You’ve heard of the annual return of the swallows to the Mission San Juan Capistrano in California, right? Well, let me tell you about ANOTHER return. Every year like clockwork, the Cliff Swallows and the Barn Swallows return around the week before or after Mother’s Day in May… to the EXACT same mud puddle… just off the James Cameron Bridge that goes over Contentnea Creek in Grifton, North Carolina. This shallow muddy puddle is in a grassy area where the puddle is formed by vehicle tires making a rut in the ground. When it rains, the ruts fill with shallow water making a mud puddle and there the muddy water waits for their return! These swallows have surely claimed this tiny spot of earth as theirs!
This mud puddle is about ten feet long. I usually pull my truck off the road near the puddle, roll down my window and watch them. Through the rolled down window, I photograph them. They don’t seem to mind and keep about their business. They’re probably used to the traffic at the intersection. Their sounds are very soft and quiet, but yet audible as they fly about and under the bridge.
Jugs of Swallow Nests!
So just what does their nest look like? The depth of the water at the creek decides the “eye-view” you get of their nests. Sometimes in periods of high rainfall amounts, by kayak you are much closer to the bottom of the bridge and higher up to view them. The DEEPER it is, the faster the current. Since you are going upstream from the put in to the bridge, the current will drift you backwards from them so be patient as this might make it a little difficult to just sit there.

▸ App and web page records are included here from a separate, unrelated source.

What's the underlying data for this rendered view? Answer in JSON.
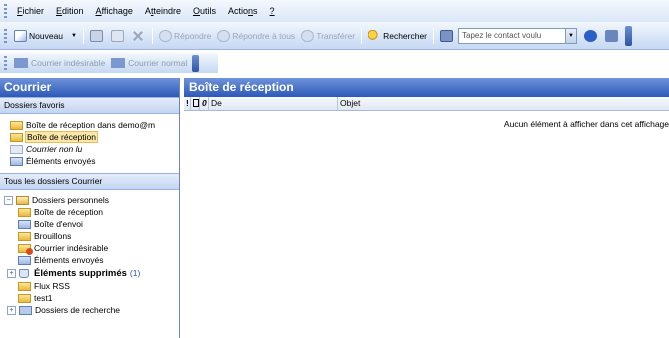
{
  "menu": {
    "items": [
      {
        "u": "F",
        "rest": "ichier"
      },
      {
        "u": "E",
        "rest": "dition"
      },
      {
        "u": "A",
        "rest": "ffichage"
      },
      {
        "pre": "A",
        "u": "t",
        "rest": "teindre"
      },
      {
        "u": "O",
        "rest": "utils"
      },
      {
        "pre": "Actio",
        "u": "n",
        "rest": "s"
      },
      {
        "u": "?",
        "rest": ""
      }
    ]
  },
  "toolbar": {
    "new_label": "Nouveau",
    "reply": "Répondre",
    "reply_all": "Répondre à tous",
    "forward": "Transférer",
    "search": "Rechercher",
    "contact_placeholder": "Tapez le contact voulu"
  },
  "toolbar2": {
    "junk": "Courrier indésirable",
    "normal": "Courrier normal"
  },
  "nav": {
    "title": "Courrier",
    "favorites_header": "Dossiers favoris",
    "favorites": [
      {
        "label": "Boîte de réception dans demo@m",
        "icon": "inbox-folder-icon",
        "style": ""
      },
      {
        "label": "Boîte de réception",
        "icon": "inbox-folder-icon",
        "style": "selected"
      },
      {
        "label": "Courrier non lu",
        "icon": "unread-folder-icon",
        "style": "italic"
      },
      {
        "label": "Éléments envoyés",
        "icon": "sent-folder-icon",
        "style": ""
      }
    ],
    "all_header": "Tous les dossiers Courrier",
    "root": "Dossiers personnels",
    "tree": [
      {
        "label": "Boîte de réception",
        "icon": "inbox-folder-icon"
      },
      {
        "label": "Boîte d'envoi",
        "icon": "outbox-folder-icon"
      },
      {
        "label": "Brouillons",
        "icon": "drafts-folder-icon"
      },
      {
        "label": "Courrier indésirable",
        "icon": "junk-folder-icon"
      },
      {
        "label": "Éléments envoyés",
        "icon": "sent-folder-icon"
      }
    ],
    "deleted": {
      "label": "Éléments supprimés",
      "count": "(1)"
    },
    "tree2": [
      {
        "label": "Flux RSS",
        "icon": "rss-folder-icon"
      },
      {
        "label": "test1",
        "icon": "folder-icon"
      }
    ],
    "search_folders": "Dossiers de recherche"
  },
  "content": {
    "title": "Boîte de réception",
    "columns": {
      "importance": "!",
      "from": "De",
      "subject": "Objet"
    },
    "empty_message": "Aucun élément à afficher dans cet affichage"
  },
  "colors": {
    "header_blue": "#2c58b8",
    "selection": "#fbe8a8"
  }
}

When we’ve had periods of no rain, it gets interesting.The water level depth finder for the creek is attached to this bridge. Sometimes there is no water under it. That puts you just barely floating in the water and of course, the nests are much higher up in relation to you sitting down there in a kayak. They don’t seem to mind if you lay your paddle down across your kayak and just slowly coast through. Don’t make any large arm movements or talk loudly and you’ll be greatly rewarded with babies peeking their heads out at you and parents flying in with their dinner for them!
What is Unique about Cliff Swallows (Petrochelidon pyrrhonota)
These small birds tend to be more west than Pitt County, but nevertheless they are under the bridge at Contentnea Creek in Grifton. The creek is the physical boundary line of Pitt and Lenoir Counties and the town of Grifton lies in both counties.
- Length: 5.5 inches with a wingspan of 132 inches
- Tail: Has a square ended tail as opposed to Barn Swallows or Swifts
- Weight: 0.8 ounces
- Habitat: open terrains near water
- sip water while in flight. They swoop down near the water surface, sip it and very swiftly bank upwards back into the air. Reminds me of a swift scoop of water.
- Nest: mud lined nests usually attached to undersides of bridges, barn rafters, eaves and old buildings. They will nest in a colony of other Cliff Swallows. The colony can be as large as 3,500 nests. Some refer to their nests as mud jugs.
- Migratory: Cliff Swallows are migratory in North Carolina. Winters from Brazil to Argentina. Consult your local field guide for occurrence in your area.
- Food: They catch their food of flying insects while in flight. Will eat some berries and fruit.
Watching them get the water, mud and grass was fascinating. Afterwards, they would fly off under the bridge to where they were building their nests.
When the Swallows Return…
After a long or short cold winter, one of my favorite things I look forward to is my first spring drive down to this mud puddle just before Mother’s Day. It seems to herald that spring is indeed here and summer is on the way. It’s fun to just sit and watch them. It makes me smile when I hear their tiny sounds. Be sure to check YOUR guides or the internet references to see if these fantastic Swallows return to where YOU live, too!